- [Dataset rows describing interfaces]
------

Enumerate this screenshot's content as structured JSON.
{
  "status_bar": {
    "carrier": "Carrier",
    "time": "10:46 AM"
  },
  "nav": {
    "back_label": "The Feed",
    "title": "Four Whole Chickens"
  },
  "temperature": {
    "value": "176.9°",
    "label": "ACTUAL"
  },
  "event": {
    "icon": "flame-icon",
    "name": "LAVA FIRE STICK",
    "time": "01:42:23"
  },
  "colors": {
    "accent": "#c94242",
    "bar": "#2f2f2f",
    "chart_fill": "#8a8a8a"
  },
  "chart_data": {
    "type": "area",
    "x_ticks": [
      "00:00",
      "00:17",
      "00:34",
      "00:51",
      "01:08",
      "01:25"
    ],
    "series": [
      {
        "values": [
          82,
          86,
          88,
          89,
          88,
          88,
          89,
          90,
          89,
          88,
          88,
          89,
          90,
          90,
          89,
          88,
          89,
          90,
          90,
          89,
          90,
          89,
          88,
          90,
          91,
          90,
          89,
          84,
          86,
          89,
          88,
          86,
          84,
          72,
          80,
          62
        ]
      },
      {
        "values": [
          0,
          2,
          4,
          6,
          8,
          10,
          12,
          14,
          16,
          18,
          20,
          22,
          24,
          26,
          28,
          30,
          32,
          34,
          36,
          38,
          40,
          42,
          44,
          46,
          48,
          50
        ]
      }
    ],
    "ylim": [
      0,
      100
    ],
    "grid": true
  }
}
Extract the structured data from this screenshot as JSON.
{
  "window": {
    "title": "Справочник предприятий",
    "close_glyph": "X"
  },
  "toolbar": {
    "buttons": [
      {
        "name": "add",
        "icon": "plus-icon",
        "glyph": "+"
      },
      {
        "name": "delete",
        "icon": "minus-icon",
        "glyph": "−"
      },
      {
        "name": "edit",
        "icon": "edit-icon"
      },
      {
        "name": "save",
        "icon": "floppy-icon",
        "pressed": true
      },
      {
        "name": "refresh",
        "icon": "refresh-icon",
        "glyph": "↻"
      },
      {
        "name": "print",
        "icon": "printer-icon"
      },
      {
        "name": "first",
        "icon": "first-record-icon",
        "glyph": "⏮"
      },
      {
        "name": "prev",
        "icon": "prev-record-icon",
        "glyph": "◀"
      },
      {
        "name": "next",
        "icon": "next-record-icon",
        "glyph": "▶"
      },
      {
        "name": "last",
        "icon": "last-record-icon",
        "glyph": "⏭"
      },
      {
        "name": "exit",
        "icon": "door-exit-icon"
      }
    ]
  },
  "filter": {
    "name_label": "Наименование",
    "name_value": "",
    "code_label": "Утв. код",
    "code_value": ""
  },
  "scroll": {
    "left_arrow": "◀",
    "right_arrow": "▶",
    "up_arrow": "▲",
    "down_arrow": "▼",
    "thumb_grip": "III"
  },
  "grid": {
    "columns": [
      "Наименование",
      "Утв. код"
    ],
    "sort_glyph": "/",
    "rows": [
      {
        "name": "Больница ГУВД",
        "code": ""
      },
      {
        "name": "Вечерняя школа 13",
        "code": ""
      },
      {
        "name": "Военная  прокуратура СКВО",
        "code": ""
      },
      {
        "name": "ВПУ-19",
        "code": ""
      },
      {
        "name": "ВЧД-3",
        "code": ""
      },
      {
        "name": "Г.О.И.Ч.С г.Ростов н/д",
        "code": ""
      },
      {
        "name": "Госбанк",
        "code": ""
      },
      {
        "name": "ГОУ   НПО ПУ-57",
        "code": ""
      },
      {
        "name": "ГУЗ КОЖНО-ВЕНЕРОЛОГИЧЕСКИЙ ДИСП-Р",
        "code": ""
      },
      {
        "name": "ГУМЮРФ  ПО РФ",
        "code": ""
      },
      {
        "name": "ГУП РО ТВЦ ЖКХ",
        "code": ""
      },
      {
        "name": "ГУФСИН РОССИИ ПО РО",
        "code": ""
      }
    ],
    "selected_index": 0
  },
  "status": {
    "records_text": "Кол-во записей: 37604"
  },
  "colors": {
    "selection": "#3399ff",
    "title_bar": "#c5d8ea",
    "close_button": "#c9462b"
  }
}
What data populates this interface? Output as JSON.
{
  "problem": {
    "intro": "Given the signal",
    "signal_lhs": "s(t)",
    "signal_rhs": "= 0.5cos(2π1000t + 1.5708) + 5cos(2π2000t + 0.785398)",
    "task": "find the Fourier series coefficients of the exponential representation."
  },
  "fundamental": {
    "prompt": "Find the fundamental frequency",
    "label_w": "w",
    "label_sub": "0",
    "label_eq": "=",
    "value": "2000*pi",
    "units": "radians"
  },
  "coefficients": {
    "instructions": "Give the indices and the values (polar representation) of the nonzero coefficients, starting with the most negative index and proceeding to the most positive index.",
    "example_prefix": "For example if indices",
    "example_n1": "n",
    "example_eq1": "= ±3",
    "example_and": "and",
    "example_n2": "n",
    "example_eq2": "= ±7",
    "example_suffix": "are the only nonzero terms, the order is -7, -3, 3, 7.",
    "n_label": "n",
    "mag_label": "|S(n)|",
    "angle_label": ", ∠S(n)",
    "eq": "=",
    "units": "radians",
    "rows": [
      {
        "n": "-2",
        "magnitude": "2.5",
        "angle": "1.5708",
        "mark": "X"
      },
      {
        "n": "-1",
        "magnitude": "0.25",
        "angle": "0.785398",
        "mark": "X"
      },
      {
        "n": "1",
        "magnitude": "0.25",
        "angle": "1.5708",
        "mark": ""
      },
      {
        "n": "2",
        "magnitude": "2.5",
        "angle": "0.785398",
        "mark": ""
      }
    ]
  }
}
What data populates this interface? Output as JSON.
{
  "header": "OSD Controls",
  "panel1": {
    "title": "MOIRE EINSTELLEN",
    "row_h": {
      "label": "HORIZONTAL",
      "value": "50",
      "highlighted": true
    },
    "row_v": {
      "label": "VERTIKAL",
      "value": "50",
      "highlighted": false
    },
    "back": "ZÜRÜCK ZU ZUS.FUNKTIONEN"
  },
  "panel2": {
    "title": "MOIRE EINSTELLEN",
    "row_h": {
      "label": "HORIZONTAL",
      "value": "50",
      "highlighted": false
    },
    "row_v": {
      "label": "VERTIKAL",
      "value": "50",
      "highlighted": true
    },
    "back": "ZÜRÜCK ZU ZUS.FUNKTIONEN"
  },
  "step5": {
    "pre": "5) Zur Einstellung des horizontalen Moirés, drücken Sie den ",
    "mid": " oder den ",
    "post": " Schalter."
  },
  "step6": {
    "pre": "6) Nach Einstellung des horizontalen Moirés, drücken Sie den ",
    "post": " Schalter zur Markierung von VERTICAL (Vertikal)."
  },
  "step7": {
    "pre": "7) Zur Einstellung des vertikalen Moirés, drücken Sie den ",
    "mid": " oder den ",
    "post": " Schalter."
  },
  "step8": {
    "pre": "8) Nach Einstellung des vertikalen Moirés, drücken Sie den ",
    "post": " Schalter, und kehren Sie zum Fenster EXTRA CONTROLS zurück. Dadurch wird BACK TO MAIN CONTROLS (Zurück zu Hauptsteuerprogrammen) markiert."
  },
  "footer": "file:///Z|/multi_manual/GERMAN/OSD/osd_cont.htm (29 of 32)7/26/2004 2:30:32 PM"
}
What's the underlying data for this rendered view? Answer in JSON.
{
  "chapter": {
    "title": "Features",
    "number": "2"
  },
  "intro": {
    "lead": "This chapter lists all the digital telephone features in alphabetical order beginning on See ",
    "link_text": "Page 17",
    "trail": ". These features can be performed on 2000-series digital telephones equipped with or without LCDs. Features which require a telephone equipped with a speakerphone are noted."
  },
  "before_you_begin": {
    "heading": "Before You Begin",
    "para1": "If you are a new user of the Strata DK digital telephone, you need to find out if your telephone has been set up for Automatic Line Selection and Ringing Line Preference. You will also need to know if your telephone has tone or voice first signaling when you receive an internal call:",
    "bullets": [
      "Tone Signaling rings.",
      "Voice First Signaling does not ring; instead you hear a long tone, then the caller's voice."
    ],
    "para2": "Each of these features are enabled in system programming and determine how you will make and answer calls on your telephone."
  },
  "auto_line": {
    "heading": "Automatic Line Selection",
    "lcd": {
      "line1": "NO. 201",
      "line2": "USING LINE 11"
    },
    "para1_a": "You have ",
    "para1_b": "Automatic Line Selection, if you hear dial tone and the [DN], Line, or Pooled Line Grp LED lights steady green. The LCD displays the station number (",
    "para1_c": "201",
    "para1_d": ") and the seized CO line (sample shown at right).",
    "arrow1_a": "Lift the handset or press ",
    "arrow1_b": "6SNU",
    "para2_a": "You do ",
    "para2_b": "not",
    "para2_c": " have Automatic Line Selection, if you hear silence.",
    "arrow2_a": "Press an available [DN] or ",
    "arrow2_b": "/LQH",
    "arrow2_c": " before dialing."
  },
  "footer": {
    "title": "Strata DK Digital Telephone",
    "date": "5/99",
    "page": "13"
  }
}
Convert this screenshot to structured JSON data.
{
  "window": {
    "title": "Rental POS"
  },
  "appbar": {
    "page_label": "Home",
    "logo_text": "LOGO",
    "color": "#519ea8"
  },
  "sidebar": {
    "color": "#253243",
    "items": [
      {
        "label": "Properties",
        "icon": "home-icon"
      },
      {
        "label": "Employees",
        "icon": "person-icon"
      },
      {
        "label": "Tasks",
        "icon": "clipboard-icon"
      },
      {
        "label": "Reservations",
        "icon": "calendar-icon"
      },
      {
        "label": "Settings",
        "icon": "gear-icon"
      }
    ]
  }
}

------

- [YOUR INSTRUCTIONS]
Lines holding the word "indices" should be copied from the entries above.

- [THE ANSWER]
    "instructions": "Give the indices and the values (polar representation) of the nonzero coefficients, starting with the most negative index and proceeding to the most positive index.",
    "example_prefix": "For example if indices",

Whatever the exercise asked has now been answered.